  • LETTUCE - We've been eating and sharing a great harvest of Black Seeded Simpson and mixed Romaine. I direct sowed seeds of the heirloom "Little Gem" which is supposed to tolerate heat better than other lettuces. I pulled out all the Amish Deer Tongue and donated it to my compost bin, since I didn't like the flavor or texture as well as the others I had available to eat.
  • CARROTS - I've thinned the carrot bed so none are closer than 1", replanting those I pulled. Growing carrots is slow, but hopefully my patience will be rewarded at harvest time. I just planted a few rows of the Scarlet Nantes variety, next to the Red Chanterey and Danvers already growing.
  • SPINACH - I harvested the fall planting of spinach and chopped and froze many bags. I am now harvesting leaves from seeds I direct sowed in March. If your spinach sends up a center stem with a triangle growth on top, it is beginning to "bolt" and go to seed.
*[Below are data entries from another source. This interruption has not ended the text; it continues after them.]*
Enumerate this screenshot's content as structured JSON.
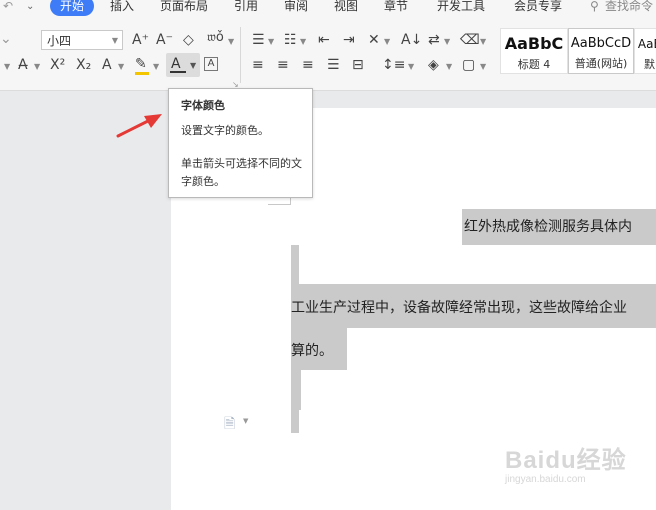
{
  "menu": {
    "start_tab": "开始",
    "items": [
      "插入",
      "页面布局",
      "引用",
      "审阅",
      "视图",
      "章节",
      "开发工具",
      "会员专享"
    ],
    "search_placeholder": "查找命令"
  },
  "ribbon": {
    "font_size": "小四",
    "styles": [
      {
        "sample": "AaBbC",
        "label": "标题 4"
      },
      {
        "sample": "AaBbCcD",
        "label": "普通(网站)"
      },
      {
        "sample": "AaE",
        "label": "默"
      }
    ]
  },
  "tooltip": {
    "title": "字体颜色",
    "description": "设置文字的颜色。",
    "hint": "单击箭头可选择不同的文字颜色。"
  },
  "document": {
    "heading": "红外热成像检测服务具体内",
    "paragraph_line1": "工业生产过程中，设备故障经常出现，这些故障给企业",
    "paragraph_line2": "算的。"
  },
  "watermark": {
    "brand": "Baidu经验",
    "url": "jingyan.baidu.com"
  },
  "colors": {
    "accent": "#3d7bf7",
    "selection": "#cacaca",
    "arrow": "#e53935",
    "highlight": "#f2c500"
  }
}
Three factors make this happen: length of day, heat, and crowding. You can't control the first two, but avoid the overcrowding by harvesting every other plant.
  • GREEN BEANS - I've direct sowed three areas with rows of my favorite Blue Lake bush bean, which grows about 2' tall and doesn't need trellising. Hopefully I can avoid the pest which ate holes in the leaves and beans last year and have a bountiful harvest for fresh eating and freezing.
  • KALE - as with the spinach, I harvested and froze the fall planting of kale and now I am ready to start harvesting a small square of kale I direct seeded in March. Like spinach and many lettuces, kale will "bolt" in hot weather.
  • BOK CHOY - I'm throwing in the towel on chinese vegetables until next winter's plantings, since I can't ward off the bugs that are eating the leaves.
  • CHRYSANTHEMUMS - These lovely garden flowers are edible, so they are justified to be mentioned in this blog. In oriental countries they also eat the leaves of some varieties as salad greens. If you've planted the potted flowering chrysanthemums from last fall, you'll discover they are quite winter-hardy and have sent up new growth. To keep your plants from flowering in August versus October, and to create beautiful nursery-type fullness, you need to keep pinching off the top growth now. I once read to cut the tops back "3 times before the fourth of July" for my area (zone 7), so you can adjust for your location. Basically, I keep pinching off the branches to about 3" tall, then let them grow untouched after early July. My fall flowering is fabulous, with flowers so thick in October and November that you can't see the green leaves below. Also, if those green tops you snip off are a few inches long, you can strip the bottom leaves, dip in rooting hormone, and plant your cuttings. They re-root very easily. I only have one white mum, lots of purples, so the first time I pinched back the white one I re-planted 30 little cuttings - and they are all growing! I could easily start a mum farm at this rate. I always plant cuttings in my vegetable garden, knowing they won't get ignored there. Once the cutting show new growth, pinch them as necessary too. Replant in permanent locations in late summer - or pot to give as gifts!
  • ONIONS - Still growing strong. A friend told me last year that onions like being continually fertilized up until one month before harvest. This year I am fertilizing the entire garden with organic fertilizers every 2 weeks. Each green "scallion" from the onion indicates a layer of growth on the onion root. I harvest the greens for salads and recipes, one from this onion, one from another, and it doesn't disturb the onion growth.
Happy gardening!